SMH...wow really? I remember reading Stephen King's "It" and all of his short stories by the time I was out of 5th grade. Having a brother 5 years older than me helped me get access to all the real good stuff! ;) I also read a ton of Anne Rice and VC Andrews back in elementary school, and those stories can be pretty intense. However, I excelled in my language arts classes and all that reading gave me a better vocabulary and insight into creating awesome fictional short stories. If the kid can understand the vocabulary, there should be no issue with these books as the Stackhouse series is pretty tame compared to what is on MTV.
L. Hyde, it's like you and I were sharing a bookshelf! I read Anne Rice, VC Andrews and Stephen King in Middle School too! I got my hands on a copy of Clan of the Cave Bear and found it and the next books in the series, enlightening to say the least.
D. Terry is right, sex is natural, violence is not.
When people mention their concern that young adults wont be able to handle the issues, what do they mean? That teens don't understand things like divorce, alcoholism, people who sleep around, profanity, child molestation (one of the characters was victimized by a family member) and grief after the death of a loved one. Wow, I mean, not to brag about all the young adults I know, but they get it and they are the wiser for understanding the pitfalls that can befall a person if they aren't careful.
I would agree. I also read Anne Rice (whose vampire novels are much more sexual than the series discussed here) when I was in middle school. I heard much more perverse things at school back then, and that was a decade ago. Believe me, people, your kids are nowhere near as innocent as you think they are. You'd be better off helping your kids understand the world than sheltering them from it.

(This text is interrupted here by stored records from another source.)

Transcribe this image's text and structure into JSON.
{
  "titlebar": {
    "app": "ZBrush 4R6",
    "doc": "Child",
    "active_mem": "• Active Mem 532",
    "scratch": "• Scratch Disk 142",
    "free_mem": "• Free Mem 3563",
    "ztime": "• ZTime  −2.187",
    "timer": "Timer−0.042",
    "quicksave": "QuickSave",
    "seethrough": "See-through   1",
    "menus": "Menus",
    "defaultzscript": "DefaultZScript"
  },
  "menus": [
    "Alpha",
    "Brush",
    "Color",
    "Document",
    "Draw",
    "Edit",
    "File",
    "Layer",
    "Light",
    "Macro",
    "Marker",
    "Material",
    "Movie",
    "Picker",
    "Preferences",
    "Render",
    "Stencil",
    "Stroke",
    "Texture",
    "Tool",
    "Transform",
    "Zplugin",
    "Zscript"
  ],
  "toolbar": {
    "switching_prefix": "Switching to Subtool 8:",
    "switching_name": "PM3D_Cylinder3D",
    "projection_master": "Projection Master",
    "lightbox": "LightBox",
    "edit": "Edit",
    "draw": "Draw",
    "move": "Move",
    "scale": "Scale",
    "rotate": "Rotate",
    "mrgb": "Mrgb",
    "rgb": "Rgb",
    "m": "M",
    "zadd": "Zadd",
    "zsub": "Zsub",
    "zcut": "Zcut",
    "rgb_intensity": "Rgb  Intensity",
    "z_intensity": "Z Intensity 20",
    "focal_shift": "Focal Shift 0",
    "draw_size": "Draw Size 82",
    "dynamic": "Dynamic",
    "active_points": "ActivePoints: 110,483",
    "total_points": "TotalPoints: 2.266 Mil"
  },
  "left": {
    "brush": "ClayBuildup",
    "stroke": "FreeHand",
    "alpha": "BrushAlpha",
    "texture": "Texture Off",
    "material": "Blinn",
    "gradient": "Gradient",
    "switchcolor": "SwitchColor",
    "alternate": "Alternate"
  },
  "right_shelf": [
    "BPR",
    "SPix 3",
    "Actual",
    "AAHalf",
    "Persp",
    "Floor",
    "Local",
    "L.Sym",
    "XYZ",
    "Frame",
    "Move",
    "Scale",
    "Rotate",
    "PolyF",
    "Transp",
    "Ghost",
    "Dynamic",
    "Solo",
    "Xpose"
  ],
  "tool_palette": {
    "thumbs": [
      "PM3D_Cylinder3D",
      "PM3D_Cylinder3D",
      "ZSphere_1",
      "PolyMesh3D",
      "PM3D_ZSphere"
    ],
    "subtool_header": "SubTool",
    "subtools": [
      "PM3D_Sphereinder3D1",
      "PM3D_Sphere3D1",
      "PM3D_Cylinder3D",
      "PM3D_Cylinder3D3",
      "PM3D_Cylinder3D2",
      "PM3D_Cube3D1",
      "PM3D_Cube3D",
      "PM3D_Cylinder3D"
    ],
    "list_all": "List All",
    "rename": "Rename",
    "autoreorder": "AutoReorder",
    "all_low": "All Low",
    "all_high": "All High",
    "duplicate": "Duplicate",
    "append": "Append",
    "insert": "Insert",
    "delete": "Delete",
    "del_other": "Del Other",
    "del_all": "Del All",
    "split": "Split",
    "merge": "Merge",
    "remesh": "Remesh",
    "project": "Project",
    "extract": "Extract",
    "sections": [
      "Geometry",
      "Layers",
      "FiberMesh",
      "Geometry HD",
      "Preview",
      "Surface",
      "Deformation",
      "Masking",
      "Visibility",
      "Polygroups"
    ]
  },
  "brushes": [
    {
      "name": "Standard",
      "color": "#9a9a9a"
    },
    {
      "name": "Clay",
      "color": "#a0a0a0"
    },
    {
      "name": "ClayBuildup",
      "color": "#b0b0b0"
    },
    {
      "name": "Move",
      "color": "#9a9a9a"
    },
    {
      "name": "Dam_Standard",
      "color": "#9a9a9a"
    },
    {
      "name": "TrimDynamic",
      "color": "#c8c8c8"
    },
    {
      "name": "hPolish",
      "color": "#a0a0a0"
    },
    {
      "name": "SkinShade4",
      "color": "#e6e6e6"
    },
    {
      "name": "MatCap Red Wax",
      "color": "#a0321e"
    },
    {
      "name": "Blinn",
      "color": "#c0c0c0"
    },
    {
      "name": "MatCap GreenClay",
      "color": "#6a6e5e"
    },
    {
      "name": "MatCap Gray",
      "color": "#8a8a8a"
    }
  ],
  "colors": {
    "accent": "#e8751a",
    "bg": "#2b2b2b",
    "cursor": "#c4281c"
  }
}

The books are slightly young for a 13 year old... but I'm still a teen and the novels weren't shocking or too graphic for me. It's just something all teens know by that point in their lives. The books didn't go too deeply into detail either. The TV show though... thats another story. I had to stop watching it, it was sort of scarring.
See, I would have to say these books - at least the first one - is actually very UNexplicit. If you've seen the show, which goes totally overboard with the sex, it's safe to say the book is a complete 180. There is sex, but it's literally "they had sex" and that's all. Nothing graphic or descriptive at all, and actually a bit of a disappointment to a 30-year-old reader. I'd say it's right about teen level.
The real question is why you would ever stop anyone from reading regardless of the book. I read far worse books than this series by the time I was ten, and I'm fairly certain they didn't damage me irreparably.
First of all, thank you to all the teens that posted and said things like, "I can handle the books fine. We hear this stuff in school all the time. But the TV show...I had to turn that off!" I think that speaks a lot to the maturity level of these particular teens. Secondly, the minute we (parents/authority figures) start dictating what our more than capable young men and women choose to read...well, we have just sewn the seeds of rebellion my friends. And we didn't pick our battle very wisely either. The fact that our young people want to read should be fostered not stifled! Talk to you kids about what they are reading and make it in to a family "Book Night" or something if you want to be involved in their reading habits, but don't start censoring or you just might end up suppressing!